But none of this seems to matter to US Secretary of State Mike Pompeo, who said that “Israel is everything we want the entire Middle East to look like going forward.”

Pompeo is OK with Israel’s atrocities. Israel seems to represent Western values. It has cool restaurants. It has nice beaches. And it serves good food. But what about Israel’s political issues? What about its mistreatment and repression of Palestinian human rights?

If Pompeo wants to praise Israel, then he needs to be clear about what he’s praising. Israel isn’t some fun-loving, peaceful representation of Western democracy and values.

In America, we are free to walk on the same sidewalks. To travel on the same roads. To eat at the same restaurants. None of us need special ID cards to explore the country.

But the reality is different for Palestinians residing in the West Bank and the Gaza Strip. If Palestinians wish to travel to Israel, they need permission. And most of them will never obtain it. They are confined to live within the apartheid wall, dreaming of the land beyond, but never getting the chance to walk on it.

Palestinians have to deal with limited water in the West Bank and the Gaza strip; Israelis don’t. Palestinians can’t walk on certain sidewalks in the West Bank; Israelis can. Palestinians have to go through checkpoints and makeshift roads because of illegal Israeli settlements in the West Bank.
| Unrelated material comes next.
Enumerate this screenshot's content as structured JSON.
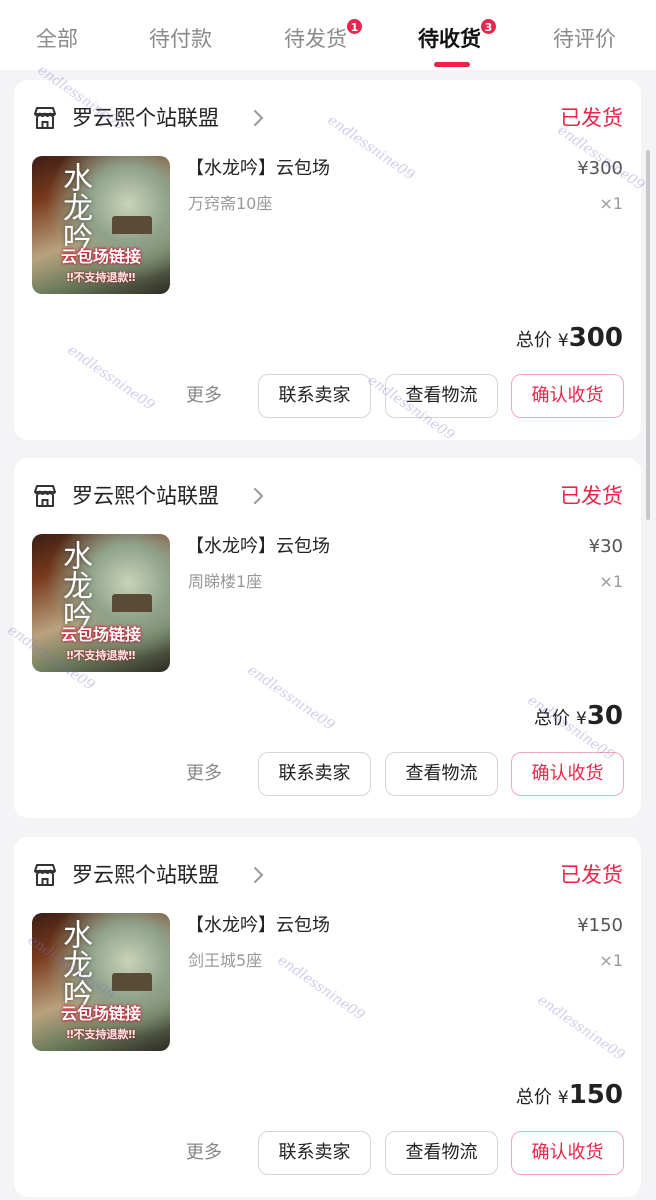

Israelis don’t.

Israel is the epitome of apartheid. Settlers in the West Bank can vote in Israeli elections. Most Palestinians in the West Bank can’t. Settlers in the West Bank can go Tel Aviv for a fun day at the beach. Most Palestinians in the West Bank can’t. Settlers in the West Bank can attend Israeli universities. Most Palestinians in the West Bank can’t.

Israel has made its discrimination more obvious, recently passing the “Jewish-Nation State Law,” which grants exclusivity to Jewish national aspirations. Would Pompeo agree if the US passed a “White-Nation State Law?” Surely, we’d hope that he’d see the racial undertone of such a law.

And what about Gaza? Israel has been imposing an illegal, immoral blockade on it for years. Over 90 percent of the water is undrinkable.  A UN report said that Gaza will be “unlivable by the year 2020.”

Would Pompeo approve of such conditions in any American city? Would he be content with some Americans being unable to travel to certain parts of the country, as others go freely? Would he be content with checkpoints impeding cities and harassing only certain individuals? Would he be content with only some Americans being able to go to certain universities because of political restrictions? Would he be content with some Americans being able to walk on sidewalks as others are forced to alleyways? Would he be content with a racist nation state law?

If the answer is “no,” then Pompeo needs to reevaluate his stance on Israel and its image. We don’t need the Middle East looking more like Israel. We need the Middle East looking less like its racist values and apartheid.